“I’m a military animal,” Jessica said, looking to Minh-Chu at first, then to Ayan. “I’ve sacrificed a lot to be excellent in my field, maybe too much. There are so many people who would lose their direction without Freeground Fleet. We need to join a worthy organization with good leadership. The Commodore thinks that by claiming Tamber and Haven Shore, she can keep the Freeground Nation and the Fleet together. I just want what’s best for our people, and if that means joining Triton Fleet instead, then that’s what has to happen. I’ve seen large military organizations break up, Vindyne’s fall was a disaster for hundreds of worlds. Military ships with trained crews became marauders, raiders who preyed on the people they were paid to protect. I shudder to think of the loss a dissolved Freeground Fleet could do. One of our ships could hold a small station hostage, or run as a pirate for years, and I know that there are some young captains that would see that as their best option if they didn’t have a greater organization to depend on. I can only speak for myself and the nine ships under my command, but we’ll join Triton Fleet if you can show that you’re organized and poised to make a difference in this war.”
“I’ve seen the plan for the Academy we’re building with the British Fleet, and we have a shipyard. With people training, a growing community on a planet with a stable environment, and ships on the way, I know we can offer your people what they need.”
“I look forward to seeing that for myself, but the journey to it is long yet,” Jessica said.
“Time for us to get to work,” Jake said. “Unless anything else needs to be said.”

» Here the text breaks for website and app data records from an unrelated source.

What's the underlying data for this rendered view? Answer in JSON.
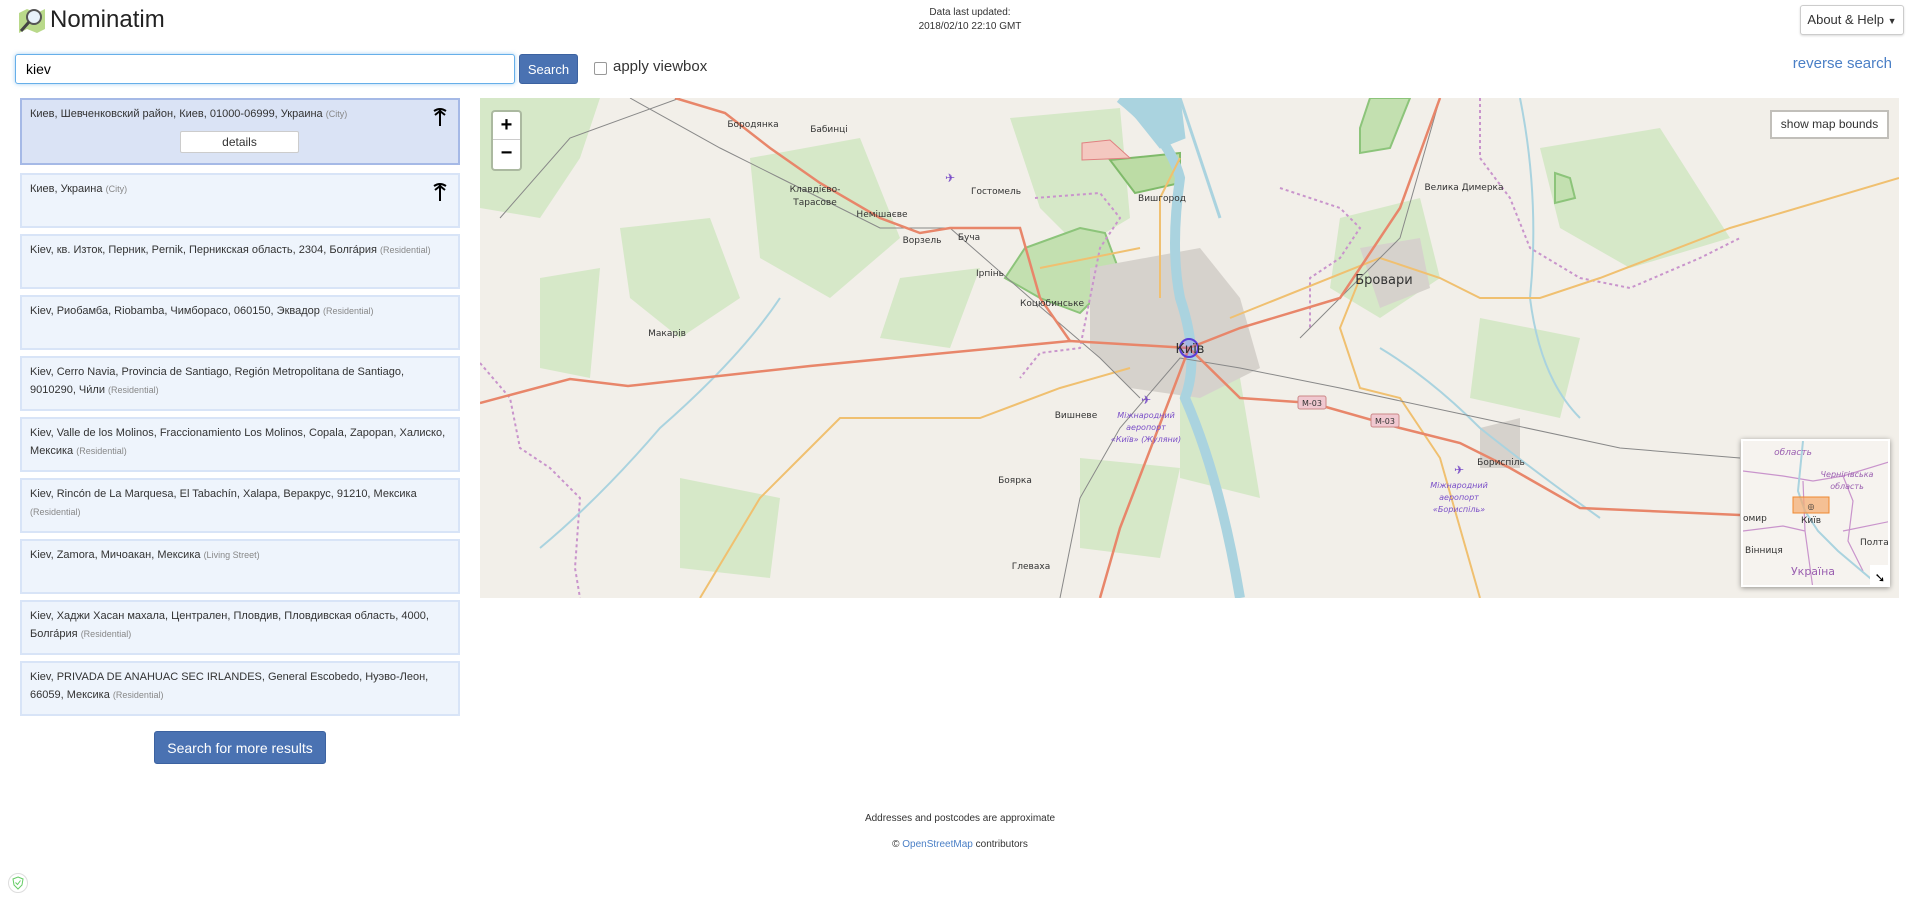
{
  "header": {
    "brand": "Nominatim",
    "data_updated_label": "Data last updated:",
    "data_updated_value": "2018/02/10 22:10 GMT",
    "about_label": "About & Help"
  },
  "search": {
    "query": "kiev",
    "button": "Search",
    "viewbox_label": "apply viewbox",
    "viewbox_checked": false,
    "reverse_label": "reverse search"
  },
  "results": [
    {
      "text": "Киев, Шевченковский район, Киев, 01000-06999, Украина",
      "type": "(City)",
      "icon": "city-icon",
      "selected": true
    },
    {
      "text": "Киев, Украина",
      "type": "(City)",
      "icon": "city-icon"
    },
    {
      "text": "Kiev, кв. Изток, Перник, Pernik, Перникская область, 2304, Болга́рия",
      "type": "(Residential)"
    },
    {
      "text": "Kiev, Риобамба, Riobamba, Чимборасо, 060150, Эквадор",
      "type": "(Residential)"
    },
    {
      "text": "Kiev, Cerro Navia, Provincia de Santiago, Región Metropolitana de Santiago, 9010290, Чи́ли",
      "type": "(Residential)"
    },
    {
      "text": "Kiev, Valle de los Molinos, Fraccionamiento Los Molinos, Copala, Zapopan, Халиско, Мексика",
      "type": "(Residential)"
    },
    {
      "text": "Kiev, Rincón de La Marquesa, El Tabachín, Xalapa, Веракрус, 91210, Мексика",
      "type": "(Residential)"
    },
    {
      "text": "Kiev, Zamora, Мичоакан, Мексика",
      "type": "(Living Street)"
    },
    {
      "text": "Kiev, Хаджи Хасан махала, Централен, Пловдив, Пловдивская область, 4000, Болга́рия",
      "type": "(Residential)"
    },
    {
      "text": "Kiev, PRIVADA DE ANAHUAC SEC IRLANDES, General Escobedo, Нуэво-Леон, 66059, Мексика",
      "type": "(Residential)"
    }
  ],
  "details_label": "details",
  "more_label": "Search for more results",
  "map": {
    "zoom_in": "+",
    "zoom_out": "−",
    "bounds_label": "show map bounds",
    "labels": {
      "borodianka": "Бородянка",
      "babyntsi": "Бабинці",
      "hostomel": "Гостомель",
      "klavdievo1": "Клавдієво-",
      "klavdievo2": "Тарасове",
      "nemishaeve": "Немішаєве",
      "vorzel": "Ворзель",
      "bucha": "Буча",
      "irpin": "Ірпінь",
      "kotsiubynske": "Коцюбинське",
      "makariv": "Макарів",
      "vyshhorod": "Вишгород",
      "vyshneve": "Вишневе",
      "boiarka": "Боярка",
      "hlevakha": "Глеваха",
      "kyiv": "Київ",
      "velyka_dymerka": "Велика Димерка",
      "brovary": "Бровари",
      "boryspil": "Бориспіль",
      "m03": "M-03",
      "zhuliany1": "Міжнародний",
      "zhuliany2": "аеропорт",
      "zhuliany3": "«Київ» (Жуляни)",
      "boryspil_ap1": "Міжнародний",
      "boryspil_ap2": "аеропорт",
      "boryspil_ap3": "«Бориспіль»"
    },
    "minimap": {
      "obl1": "область",
      "chernihiv1": "Чернігівська",
      "chernihiv2": "область",
      "zhytomyr": "омир",
      "kyiv": "Київ",
      "vinnytsia": "Вінниця",
      "poltava": "Полта",
      "ukraine": "Україна"
    },
    "colors": {
      "land": "#f2efe9",
      "forest": "#cfe5c0",
      "water": "#aad3df",
      "primary": "#e8866a",
      "secondary": "#f0c070",
      "boundary": "#c994cc"
    }
  },
  "footer": {
    "approx": "Addresses and postcodes are approximate",
    "copy": "©",
    "osm": "OpenStreetMap",
    "contributors": "contributors"
  }
}
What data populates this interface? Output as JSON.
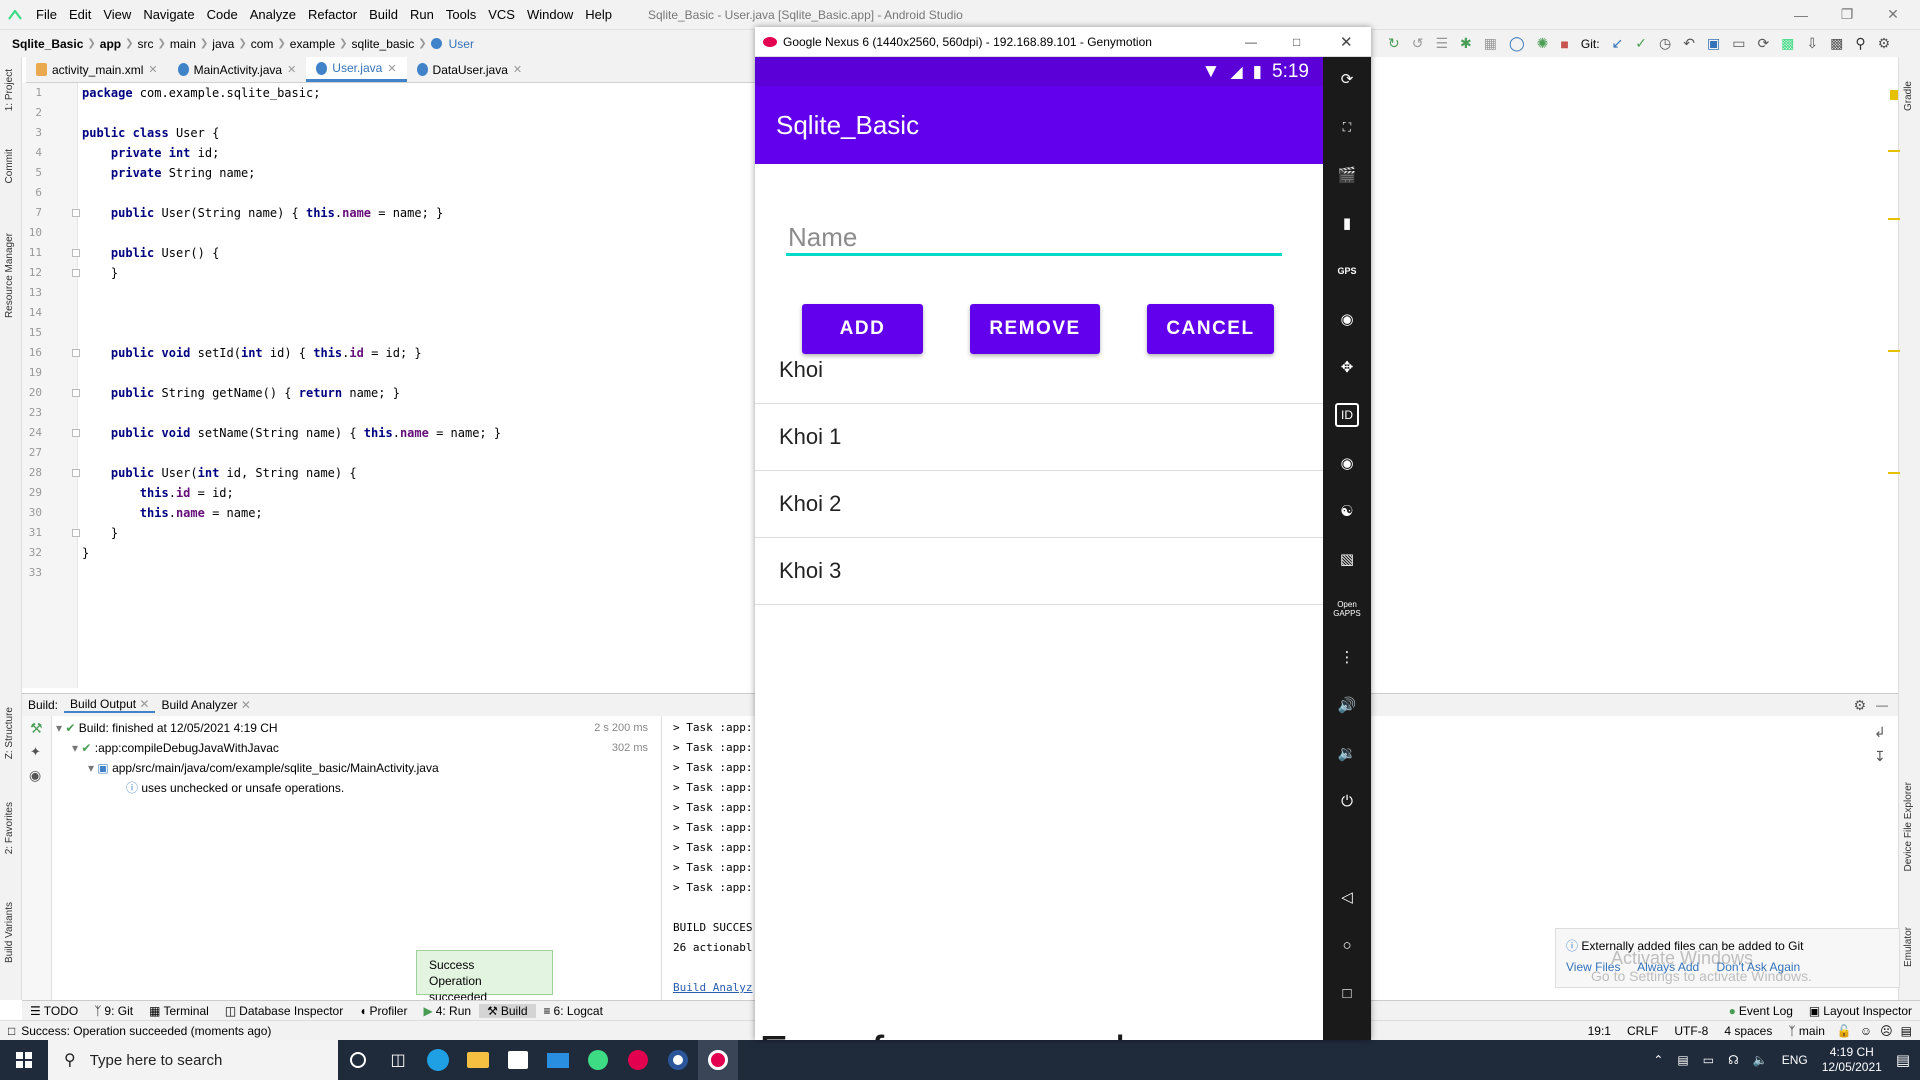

“Not for now,” Ayan said to Jessica. “Thank you for helping us negotiate here. We’ll talk soon.”
“Good,” she replied. “I have to return to my ship.”